* **Your assignment**
In this exercise, each record below is to be written out again exactly.
+++ Data for this exercise +++
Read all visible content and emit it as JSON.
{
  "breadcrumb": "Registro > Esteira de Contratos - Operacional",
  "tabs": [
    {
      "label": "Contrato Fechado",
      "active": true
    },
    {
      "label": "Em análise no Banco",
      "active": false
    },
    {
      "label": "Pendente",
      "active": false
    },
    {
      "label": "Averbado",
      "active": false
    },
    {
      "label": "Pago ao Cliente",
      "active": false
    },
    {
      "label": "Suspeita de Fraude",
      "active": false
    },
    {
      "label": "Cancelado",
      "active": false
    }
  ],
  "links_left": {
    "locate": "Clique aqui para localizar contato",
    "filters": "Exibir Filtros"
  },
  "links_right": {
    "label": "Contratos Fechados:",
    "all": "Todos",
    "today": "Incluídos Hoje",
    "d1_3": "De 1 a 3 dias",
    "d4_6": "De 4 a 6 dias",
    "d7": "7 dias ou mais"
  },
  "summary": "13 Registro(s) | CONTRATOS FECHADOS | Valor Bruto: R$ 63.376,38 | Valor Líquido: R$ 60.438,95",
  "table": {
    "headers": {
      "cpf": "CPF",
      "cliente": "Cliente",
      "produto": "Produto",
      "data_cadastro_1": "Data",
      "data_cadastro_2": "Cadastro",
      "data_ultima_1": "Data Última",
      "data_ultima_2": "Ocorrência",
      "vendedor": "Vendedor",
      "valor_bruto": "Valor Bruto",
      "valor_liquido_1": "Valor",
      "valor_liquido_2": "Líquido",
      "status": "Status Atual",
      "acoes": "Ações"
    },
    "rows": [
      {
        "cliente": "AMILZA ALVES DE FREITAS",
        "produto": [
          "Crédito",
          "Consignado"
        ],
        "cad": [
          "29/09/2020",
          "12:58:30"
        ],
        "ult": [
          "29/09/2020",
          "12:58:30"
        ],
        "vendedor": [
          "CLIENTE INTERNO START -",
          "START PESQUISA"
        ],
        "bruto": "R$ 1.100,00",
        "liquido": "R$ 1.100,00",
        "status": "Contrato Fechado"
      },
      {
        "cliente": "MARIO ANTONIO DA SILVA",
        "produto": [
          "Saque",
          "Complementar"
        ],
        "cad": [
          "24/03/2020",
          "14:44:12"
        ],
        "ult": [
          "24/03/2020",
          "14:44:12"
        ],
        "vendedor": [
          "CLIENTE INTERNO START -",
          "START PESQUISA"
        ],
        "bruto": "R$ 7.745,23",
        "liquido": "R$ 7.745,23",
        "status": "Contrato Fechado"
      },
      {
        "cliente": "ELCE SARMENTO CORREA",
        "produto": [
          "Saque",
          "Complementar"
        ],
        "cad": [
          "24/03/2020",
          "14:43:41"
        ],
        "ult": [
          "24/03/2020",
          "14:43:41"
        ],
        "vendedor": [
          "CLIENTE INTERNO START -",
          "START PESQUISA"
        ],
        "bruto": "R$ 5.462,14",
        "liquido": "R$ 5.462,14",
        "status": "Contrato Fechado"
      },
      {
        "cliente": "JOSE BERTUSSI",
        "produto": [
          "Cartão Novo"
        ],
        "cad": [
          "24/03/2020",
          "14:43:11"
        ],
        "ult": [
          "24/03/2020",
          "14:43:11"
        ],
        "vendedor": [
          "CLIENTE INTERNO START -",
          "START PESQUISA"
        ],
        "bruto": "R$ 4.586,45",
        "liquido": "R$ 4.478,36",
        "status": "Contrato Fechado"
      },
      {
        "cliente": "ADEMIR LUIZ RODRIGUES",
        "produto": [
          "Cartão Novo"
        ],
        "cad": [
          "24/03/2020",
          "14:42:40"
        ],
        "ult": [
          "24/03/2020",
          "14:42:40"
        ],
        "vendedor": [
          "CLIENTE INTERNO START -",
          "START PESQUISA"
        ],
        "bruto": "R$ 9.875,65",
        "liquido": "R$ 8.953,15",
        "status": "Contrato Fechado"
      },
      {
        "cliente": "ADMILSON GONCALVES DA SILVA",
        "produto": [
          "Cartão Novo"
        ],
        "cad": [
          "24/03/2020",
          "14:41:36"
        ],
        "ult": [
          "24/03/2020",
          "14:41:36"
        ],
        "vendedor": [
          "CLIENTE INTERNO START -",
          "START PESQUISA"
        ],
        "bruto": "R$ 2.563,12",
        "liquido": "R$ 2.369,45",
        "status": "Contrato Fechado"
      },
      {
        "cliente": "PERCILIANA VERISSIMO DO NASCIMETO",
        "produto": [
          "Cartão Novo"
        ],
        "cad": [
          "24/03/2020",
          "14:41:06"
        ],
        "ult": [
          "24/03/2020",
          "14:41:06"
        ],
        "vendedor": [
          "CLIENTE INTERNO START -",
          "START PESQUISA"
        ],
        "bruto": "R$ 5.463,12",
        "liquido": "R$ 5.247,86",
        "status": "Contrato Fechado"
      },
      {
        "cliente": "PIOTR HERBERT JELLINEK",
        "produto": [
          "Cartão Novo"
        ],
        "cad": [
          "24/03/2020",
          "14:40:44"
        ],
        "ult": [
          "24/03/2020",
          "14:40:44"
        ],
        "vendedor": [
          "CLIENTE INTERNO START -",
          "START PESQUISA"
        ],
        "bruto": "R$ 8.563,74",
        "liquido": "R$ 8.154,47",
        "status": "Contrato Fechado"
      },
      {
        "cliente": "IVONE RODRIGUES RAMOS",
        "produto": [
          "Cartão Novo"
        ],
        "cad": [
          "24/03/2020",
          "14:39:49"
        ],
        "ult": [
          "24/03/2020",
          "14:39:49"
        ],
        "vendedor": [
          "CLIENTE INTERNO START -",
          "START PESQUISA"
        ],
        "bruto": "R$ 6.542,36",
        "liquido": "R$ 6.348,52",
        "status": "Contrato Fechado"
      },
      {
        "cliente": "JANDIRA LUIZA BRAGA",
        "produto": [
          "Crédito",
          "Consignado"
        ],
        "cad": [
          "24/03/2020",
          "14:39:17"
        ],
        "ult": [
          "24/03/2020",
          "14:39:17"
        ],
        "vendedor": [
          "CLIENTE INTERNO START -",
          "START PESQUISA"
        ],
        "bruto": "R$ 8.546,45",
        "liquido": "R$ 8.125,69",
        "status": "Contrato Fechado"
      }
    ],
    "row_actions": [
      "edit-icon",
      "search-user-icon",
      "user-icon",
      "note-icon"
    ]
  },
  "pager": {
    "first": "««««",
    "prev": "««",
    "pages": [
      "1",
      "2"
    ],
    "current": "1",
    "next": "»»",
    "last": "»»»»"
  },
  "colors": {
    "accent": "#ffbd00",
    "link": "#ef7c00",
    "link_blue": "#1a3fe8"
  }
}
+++
* **Solution to this exercise**
Read all visible content and emit it as JSON.
{
  "breadcrumb": "Registro > Esteira de Contratos - Operacional",
  "tabs": [
    {
      "label": "Contrato Fechado",
      "active": true
    },
    {
      "label": "Em análise no Banco",
      "active": false
    },
    {
      "label": "Pendente",
      "active": false
    },
    {
      "label": "Averbado",
      "active": false
    },
    {
      "label": "Pago ao Cliente",
      "active": false
    },
    {
      "label": "Suspeita de Fraude",
      "active": false
    },
    {
      "label": "Cancelado",
      "active": false
    }
  ],
  "links_left": {
    "locate": "Clique aqui para localizar contato",
    "filters": "Exibir Filtros"
  },
  "links_right": {
    "label": "Contratos Fechados:",
    "all": "Todos",
    "today": "Incluídos Hoje",
    "d1_3": "De 1 a 3 dias",
    "d4_6": "De 4 a 6 dias",
    "d7": "7 dias ou mais"
  },
  "summary": "13 Registro(s) | CONTRATOS FECHADOS | Valor Bruto: R$ 63.376,38 | Valor Líquido: R$ 60.438,95",
  "table": {
    "headers": {
      "cpf": "CPF",
      "cliente": "Cliente",
      "produto": "Produto",
      "data_cadastro_1": "Data",
      "data_cadastro_2": "Cadastro",
      "data_ultima_1": "Data Última",
      "data_ultima_2": "Ocorrência",
      "vendedor": "Vendedor",
      "valor_bruto": "Valor Bruto",
      "valor_liquido_1": "Valor",
      "valor_liquido_2": "Líquido",
      "status": "Status Atual",
      "acoes": "Ações"
    },
    "rows": [
      {
        "cliente": "AMILZA ALVES DE FREITAS",
        "produto": [
          "Crédito",
          "Consignado"
        ],
        "cad": [
          "29/09/2020",
          "12:58:30"
        ],
        "ult": [
          "29/09/2020",
          "12:58:30"
        ],
        "vendedor": [
          "CLIENTE INTERNO START -",
          "START PESQUISA"
        ],
        "bruto": "R$ 1.100,00",
        "liquido": "R$ 1.100,00",
        "status": "Contrato Fechado"
      },
      {
        "cliente": "MARIO ANTONIO DA SILVA",
        "produto": [
          "Saque",
          "Complementar"
        ],
        "cad": [
          "24/03/2020",
          "14:44:12"
        ],
        "ult": [
          "24/03/2020",
          "14:44:12"
        ],
        "vendedor": [
          "CLIENTE INTERNO START -",
          "START PESQUISA"
        ],
        "bruto": "R$ 7.745,23",
        "liquido": "R$ 7.745,23",
        "status": "Contrato Fechado"
      },
      {
        "cliente": "ELCE SARMENTO CORREA",
        "produto": [
          "Saque",
          "Complementar"
        ],
        "cad": [
          "24/03/2020",
          "14:43:41"
        ],
        "ult": [
          "24/03/2020",
          "14:43:41"
        ],
        "vendedor": [
          "CLIENTE INTERNO START -",
          "START PESQUISA"
        ],
        "bruto": "R$ 5.462,14",
        "liquido": "R$ 5.462,14",
        "status": "Contrato Fechado"
      },
      {
        "cliente": "JOSE BERTUSSI",
        "produto": [
          "Cartão Novo"
        ],
        "cad": [
          "24/03/2020",
          "14:43:11"
        ],
        "ult": [
          "24/03/2020",
          "14:43:11"
        ],
        "vendedor": [
          "CLIENTE INTERNO START -",
          "START PESQUISA"
        ],
        "bruto": "R$ 4.586,45",
        "liquido": "R$ 4.478,36",
        "status": "Contrato Fechado"
      },
      {
        "cliente": "ADEMIR LUIZ RODRIGUES",
        "produto": [
          "Cartão Novo"
        ],
        "cad": [
          "24/03/2020",
          "14:42:40"
        ],
        "ult": [
          "24/03/2020",
          "14:42:40"
        ],
        "vendedor": [
          "CLIENTE INTERNO START -",
          "START PESQUISA"
        ],
        "bruto": "R$ 9.875,65",
        "liquido": "R$ 8.953,15",
        "status": "Contrato Fechado"
      },
      {
        "cliente": "ADMILSON GONCALVES DA SILVA",
        "produto": [
          "Cartão Novo"
        ],
        "cad": [
          "24/03/2020",
          "14:41:36"
        ],
        "ult": [
          "24/03/2020",
          "14:41:36"
        ],
        "vendedor": [
          "CLIENTE INTERNO START -",
          "START PESQUISA"
        ],
        "bruto": "R$ 2.563,12",
        "liquido": "R$ 2.369,45",
        "status": "Contrato Fechado"
      },
      {
        "cliente": "PERCILIANA VERISSIMO DO NASCIMETO",
        "produto": [
          "Cartão Novo"
        ],
        "cad": [
          "24/03/2020",
          "14:41:06"
        ],
        "ult": [
          "24/03/2020",
          "14:41:06"
        ],
        "vendedor": [
          "CLIENTE INTERNO START -",
          "START PESQUISA"
        ],
        "bruto": "R$ 5.463,12",
        "liquido": "R$ 5.247,86",
        "status": "Contrato Fechado"
      },
      {
        "cliente": "PIOTR HERBERT JELLINEK",
        "produto": [
          "Cartão Novo"
        ],
        "cad": [
          "24/03/2020",
          "14:40:44"
        ],
        "ult": [
          "24/03/2020",
          "14:40:44"
        ],
        "vendedor": [
          "CLIENTE INTERNO START -",
          "START PESQUISA"
        ],
        "bruto": "R$ 8.563,74",
        "liquido": "R$ 8.154,47",
        "status": "Contrato Fechado"
      },
      {
        "cliente": "IVONE RODRIGUES RAMOS",
        "produto": [
          "Cartão Novo"
        ],
        "cad": [
          "24/03/2020",
          "14:39:49"
        ],
        "ult": [
          "24/03/2020",
          "14:39:49"
        ],
        "vendedor": [
          "CLIENTE INTERNO START -",
          "START PESQUISA"
        ],
        "bruto": "R$ 6.542,36",
        "liquido": "R$ 6.348,52",
        "status": "Contrato Fechado"
      },
      {
        "cliente": "JANDIRA LUIZA BRAGA",
        "produto": [
          "Crédito",
          "Consignado"
        ],
        "cad": [
          "24/03/2020",
          "14:39:17"
        ],
        "ult": [
          "24/03/2020",
          "14:39:17"
        ],
        "vendedor": [
          "CLIENTE INTERNO START -",
          "START PESQUISA"
        ],
        "bruto": "R$ 8.546,45",
        "liquido": "R$ 8.125,69",
        "status": "Contrato Fechado"
      }
    ],
    "row_actions": [
      "edit-icon",
      "search-user-icon",
      "user-icon",
      "note-icon"
    ]
  },
  "pager": {
    "first": "««««",
    "prev": "««",
    "pages": [
      "1",
      "2"
    ],
    "current": "1",
    "next": "»»",
    "last": "»»»»"
  },
  "colors": {
    "accent": "#ffbd00",
    "link": "#ef7c00",
    "link_blue": "#1a3fe8"
  }
}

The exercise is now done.